- _YOUR OBJECTIVE_: Within the entries below, find every line that has the string "Relevant", then copy it.

Data about app and page elements
# # # # #

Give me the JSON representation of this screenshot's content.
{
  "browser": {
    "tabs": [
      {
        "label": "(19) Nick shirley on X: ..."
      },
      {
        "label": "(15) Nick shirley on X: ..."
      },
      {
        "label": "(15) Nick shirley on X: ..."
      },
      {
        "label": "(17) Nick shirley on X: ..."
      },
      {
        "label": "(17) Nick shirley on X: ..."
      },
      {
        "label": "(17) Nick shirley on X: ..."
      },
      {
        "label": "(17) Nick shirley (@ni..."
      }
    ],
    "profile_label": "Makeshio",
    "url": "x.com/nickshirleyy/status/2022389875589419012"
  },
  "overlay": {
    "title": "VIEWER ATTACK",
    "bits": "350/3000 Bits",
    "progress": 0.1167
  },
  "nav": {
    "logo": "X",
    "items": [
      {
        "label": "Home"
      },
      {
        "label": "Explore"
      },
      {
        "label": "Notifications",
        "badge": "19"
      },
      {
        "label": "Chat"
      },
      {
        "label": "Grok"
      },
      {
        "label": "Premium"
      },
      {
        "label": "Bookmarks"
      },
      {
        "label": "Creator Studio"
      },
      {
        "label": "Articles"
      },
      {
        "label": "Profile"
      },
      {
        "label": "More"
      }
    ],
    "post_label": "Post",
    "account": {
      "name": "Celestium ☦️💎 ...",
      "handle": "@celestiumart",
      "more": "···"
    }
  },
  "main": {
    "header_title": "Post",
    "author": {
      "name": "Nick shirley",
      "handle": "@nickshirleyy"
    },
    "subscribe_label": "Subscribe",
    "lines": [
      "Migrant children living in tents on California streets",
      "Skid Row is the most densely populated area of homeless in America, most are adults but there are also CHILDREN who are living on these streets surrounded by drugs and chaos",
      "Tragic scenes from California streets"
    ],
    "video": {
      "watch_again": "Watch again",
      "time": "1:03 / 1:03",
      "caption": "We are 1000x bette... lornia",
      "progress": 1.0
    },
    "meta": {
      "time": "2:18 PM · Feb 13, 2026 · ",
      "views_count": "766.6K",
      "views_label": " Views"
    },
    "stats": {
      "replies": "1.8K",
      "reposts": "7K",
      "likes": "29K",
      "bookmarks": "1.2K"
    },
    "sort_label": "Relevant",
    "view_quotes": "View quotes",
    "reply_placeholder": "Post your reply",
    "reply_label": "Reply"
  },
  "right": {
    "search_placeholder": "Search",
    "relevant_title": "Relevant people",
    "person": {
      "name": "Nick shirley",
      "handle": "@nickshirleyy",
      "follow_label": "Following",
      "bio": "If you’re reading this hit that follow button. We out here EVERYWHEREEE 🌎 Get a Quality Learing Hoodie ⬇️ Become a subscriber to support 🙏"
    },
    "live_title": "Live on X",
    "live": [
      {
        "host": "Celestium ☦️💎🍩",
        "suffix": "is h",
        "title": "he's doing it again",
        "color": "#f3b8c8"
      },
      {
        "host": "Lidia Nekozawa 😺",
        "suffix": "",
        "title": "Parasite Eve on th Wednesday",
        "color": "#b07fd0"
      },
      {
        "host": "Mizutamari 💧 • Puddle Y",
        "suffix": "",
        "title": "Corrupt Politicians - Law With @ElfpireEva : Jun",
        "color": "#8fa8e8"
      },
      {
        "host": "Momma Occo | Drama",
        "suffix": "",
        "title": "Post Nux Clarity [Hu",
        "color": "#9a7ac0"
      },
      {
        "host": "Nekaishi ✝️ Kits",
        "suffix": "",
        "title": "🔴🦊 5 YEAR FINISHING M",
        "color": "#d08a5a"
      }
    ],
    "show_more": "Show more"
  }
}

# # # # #

- _SOLVED PROBLEM_:
    "sort_label": "Relevant",
    "relevant_title": "Relevant people",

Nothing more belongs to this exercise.